Component data from apps and pages:
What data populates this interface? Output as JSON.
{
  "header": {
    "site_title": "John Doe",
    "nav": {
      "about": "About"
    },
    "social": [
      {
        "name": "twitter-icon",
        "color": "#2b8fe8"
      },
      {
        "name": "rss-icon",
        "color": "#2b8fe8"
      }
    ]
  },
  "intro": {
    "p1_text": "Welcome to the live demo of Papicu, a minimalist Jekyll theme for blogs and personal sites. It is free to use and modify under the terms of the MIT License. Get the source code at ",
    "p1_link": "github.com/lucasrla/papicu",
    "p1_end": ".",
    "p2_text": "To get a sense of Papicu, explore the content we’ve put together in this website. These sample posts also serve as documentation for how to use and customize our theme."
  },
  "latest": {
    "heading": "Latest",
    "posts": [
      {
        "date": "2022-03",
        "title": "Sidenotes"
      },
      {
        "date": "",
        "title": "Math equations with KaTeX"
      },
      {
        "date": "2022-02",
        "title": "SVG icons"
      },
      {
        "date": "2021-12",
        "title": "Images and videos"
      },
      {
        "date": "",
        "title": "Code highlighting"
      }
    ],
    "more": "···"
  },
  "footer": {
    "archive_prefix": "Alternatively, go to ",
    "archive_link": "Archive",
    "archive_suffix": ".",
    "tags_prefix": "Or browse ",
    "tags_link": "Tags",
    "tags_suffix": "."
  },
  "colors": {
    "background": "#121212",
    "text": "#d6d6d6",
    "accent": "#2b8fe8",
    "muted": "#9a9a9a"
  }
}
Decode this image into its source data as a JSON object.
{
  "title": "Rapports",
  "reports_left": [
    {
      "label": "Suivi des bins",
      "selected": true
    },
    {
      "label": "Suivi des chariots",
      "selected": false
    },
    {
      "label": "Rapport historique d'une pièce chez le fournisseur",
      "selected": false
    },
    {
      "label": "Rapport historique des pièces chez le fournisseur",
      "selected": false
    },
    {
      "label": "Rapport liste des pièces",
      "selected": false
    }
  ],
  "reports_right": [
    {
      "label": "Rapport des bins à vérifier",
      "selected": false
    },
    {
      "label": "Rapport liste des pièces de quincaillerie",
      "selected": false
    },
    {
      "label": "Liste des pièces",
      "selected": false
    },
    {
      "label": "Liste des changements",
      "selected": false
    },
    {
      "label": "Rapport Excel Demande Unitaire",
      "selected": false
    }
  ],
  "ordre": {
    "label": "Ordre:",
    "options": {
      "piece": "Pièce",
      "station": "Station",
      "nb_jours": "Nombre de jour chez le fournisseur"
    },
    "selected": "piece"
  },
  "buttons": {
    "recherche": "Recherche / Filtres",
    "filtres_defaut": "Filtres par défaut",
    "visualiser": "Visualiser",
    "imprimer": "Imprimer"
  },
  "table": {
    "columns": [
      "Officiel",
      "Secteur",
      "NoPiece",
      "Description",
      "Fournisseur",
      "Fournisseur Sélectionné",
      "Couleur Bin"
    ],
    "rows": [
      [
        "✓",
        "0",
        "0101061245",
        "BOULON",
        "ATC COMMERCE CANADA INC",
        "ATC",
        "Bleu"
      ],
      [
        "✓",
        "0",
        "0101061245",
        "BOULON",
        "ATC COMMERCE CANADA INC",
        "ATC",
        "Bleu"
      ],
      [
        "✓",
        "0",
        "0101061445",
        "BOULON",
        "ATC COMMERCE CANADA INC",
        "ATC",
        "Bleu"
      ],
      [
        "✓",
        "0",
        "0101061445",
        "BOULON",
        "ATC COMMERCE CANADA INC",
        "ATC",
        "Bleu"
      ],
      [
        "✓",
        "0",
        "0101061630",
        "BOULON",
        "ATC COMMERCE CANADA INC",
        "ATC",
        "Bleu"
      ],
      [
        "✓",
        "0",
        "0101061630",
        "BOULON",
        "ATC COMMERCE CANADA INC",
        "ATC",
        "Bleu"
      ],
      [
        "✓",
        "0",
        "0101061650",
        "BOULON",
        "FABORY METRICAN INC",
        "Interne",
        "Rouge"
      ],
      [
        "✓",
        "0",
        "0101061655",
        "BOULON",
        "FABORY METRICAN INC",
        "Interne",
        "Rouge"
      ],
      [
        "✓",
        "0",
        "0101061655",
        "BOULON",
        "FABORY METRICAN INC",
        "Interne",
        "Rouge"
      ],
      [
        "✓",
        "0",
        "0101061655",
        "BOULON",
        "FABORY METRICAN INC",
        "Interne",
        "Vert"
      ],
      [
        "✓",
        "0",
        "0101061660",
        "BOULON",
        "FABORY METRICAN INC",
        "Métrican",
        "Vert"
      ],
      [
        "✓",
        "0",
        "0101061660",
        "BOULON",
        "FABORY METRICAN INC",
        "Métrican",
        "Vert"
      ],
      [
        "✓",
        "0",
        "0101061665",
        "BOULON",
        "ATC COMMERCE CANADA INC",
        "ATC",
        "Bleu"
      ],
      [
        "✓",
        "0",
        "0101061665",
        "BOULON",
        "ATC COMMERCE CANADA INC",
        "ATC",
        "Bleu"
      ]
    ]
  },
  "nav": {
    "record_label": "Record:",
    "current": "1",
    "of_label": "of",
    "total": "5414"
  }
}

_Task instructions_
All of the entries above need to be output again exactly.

_Response area_
What data populates this interface? Output as JSON.
{
  "header": {
    "site_title": "John Doe",
    "nav": {
      "about": "About"
    },
    "social": [
      {
        "name": "twitter-icon",
        "color": "#2b8fe8"
      },
      {
        "name": "rss-icon",
        "color": "#2b8fe8"
      }
    ]
  },
  "intro": {
    "p1_text": "Welcome to the live demo of Papicu, a minimalist Jekyll theme for blogs and personal sites. It is free to use and modify under the terms of the MIT License. Get the source code at ",
    "p1_link": "github.com/lucasrla/papicu",
    "p1_end": ".",
    "p2_text": "To get a sense of Papicu, explore the content we’ve put together in this website. These sample posts also serve as documentation for how to use and customize our theme."
  },
  "latest": {
    "heading": "Latest",
    "posts": [
      {
        "date": "2022-03",
        "title": "Sidenotes"
      },
      {
        "date": "",
        "title": "Math equations with KaTeX"
      },
      {
        "date": "2022-02",
        "title": "SVG icons"
      },
      {
        "date": "2021-12",
        "title": "Images and videos"
      },
      {
        "date": "",
        "title": "Code highlighting"
      }
    ],
    "more": "···"
  },
  "footer": {
    "archive_prefix": "Alternatively, go to ",
    "archive_link": "Archive",
    "archive_suffix": ".",
    "tags_prefix": "Or browse ",
    "tags_link": "Tags",
    "tags_suffix": "."
  },
  "colors": {
    "background": "#121212",
    "text": "#d6d6d6",
    "accent": "#2b8fe8",
    "muted": "#9a9a9a"
  }
}
Decode this image into its source data as a JSON object.
{
  "title": "Rapports",
  "reports_left": [
    {
      "label": "Suivi des bins",
      "selected": true
    },
    {
      "label": "Suivi des chariots",
      "selected": false
    },
    {
      "label": "Rapport historique d'une pièce chez le fournisseur",
      "selected": false
    },
    {
      "label": "Rapport historique des pièces chez le fournisseur",
      "selected": false
    },
    {
      "label": "Rapport liste des pièces",
      "selected": false
    }
  ],
  "reports_right": [
    {
      "label": "Rapport des bins à vérifier",
      "selected": false
    },
    {
      "label": "Rapport liste des pièces de quincaillerie",
      "selected": false
    },
    {
      "label": "Liste des pièces",
      "selected": false
    },
    {
      "label": "Liste des changements",
      "selected": false
    },
    {
      "label": "Rapport Excel Demande Unitaire",
      "selected": false
    }
  ],
  "ordre": {
    "label": "Ordre:",
    "options": {
      "piece": "Pièce",
      "station": "Station",
      "nb_jours": "Nombre de jour chez le fournisseur"
    },
    "selected": "piece"
  },
  "buttons": {
    "recherche": "Recherche / Filtres",
    "filtres_defaut": "Filtres par défaut",
    "visualiser": "Visualiser",
    "imprimer": "Imprimer"
  },
  "table": {
    "columns": [
      "Officiel",
      "Secteur",
      "NoPiece",
      "Description",
      "Fournisseur",
      "Fournisseur Sélectionné",
      "Couleur Bin"
    ],
    "rows": [
      [
        "✓",
        "0",
        "0101061245",
        "BOULON",
        "ATC COMMERCE CANADA INC",
        "ATC",
        "Bleu"
      ],
      [
        "✓",
        "0",
        "0101061245",
        "BOULON",
        "ATC COMMERCE CANADA INC",
        "ATC",
        "Bleu"
      ],
      [
        "✓",
        "0",
        "0101061445",
        "BOULON",
        "ATC COMMERCE CANADA INC",
        "ATC",
        "Bleu"
      ],
      [
        "✓",
        "0",
        "0101061445",
        "BOULON",
        "ATC COMMERCE CANADA INC",
        "ATC",
        "Bleu"
      ],
      [
        "✓",
        "0",
        "0101061630",
        "BOULON",
        "ATC COMMERCE CANADA INC",
        "ATC",
        "Bleu"
      ],
      [
        "✓",
        "0",
        "0101061630",
        "BOULON",
        "ATC COMMERCE CANADA INC",
        "ATC",
        "Bleu"
      ],
      [
        "✓",
        "0",
        "0101061650",
        "BOULON",
        "FABORY METRICAN INC",
        "Interne",
        "Rouge"
      ],
      [
        "✓",
        "0",
        "0101061655",
        "BOULON",
        "FABORY METRICAN INC",
        "Interne",
        "Rouge"
      ],
      [
        "✓",
        "0",
        "0101061655",
        "BOULON",
        "FABORY METRICAN INC",
        "Interne",
        "Rouge"
      ],
      [
        "✓",
        "0",
        "0101061655",
        "BOULON",
        "FABORY METRICAN INC",
        "Interne",
        "Vert"
      ],
      [
        "✓",
        "0",
        "0101061660",
        "BOULON",
        "FABORY METRICAN INC",
        "Métrican",
        "Vert"
      ],
      [
        "✓",
        "0",
        "0101061660",
        "BOULON",
        "FABORY METRICAN INC",
        "Métrican",
        "Vert"
      ],
      [
        "✓",
        "0",
        "0101061665",
        "BOULON",
        "ATC COMMERCE CANADA INC",
        "ATC",
        "Bleu"
      ],
      [
        "✓",
        "0",
        "0101061665",
        "BOULON",
        "ATC COMMERCE CANADA INC",
        "ATC",
        "Bleu"
      ]
    ]
  },
  "nav": {
    "record_label": "Record:",
    "current": "1",
    "of_label": "of",
    "total": "5414"
  }
}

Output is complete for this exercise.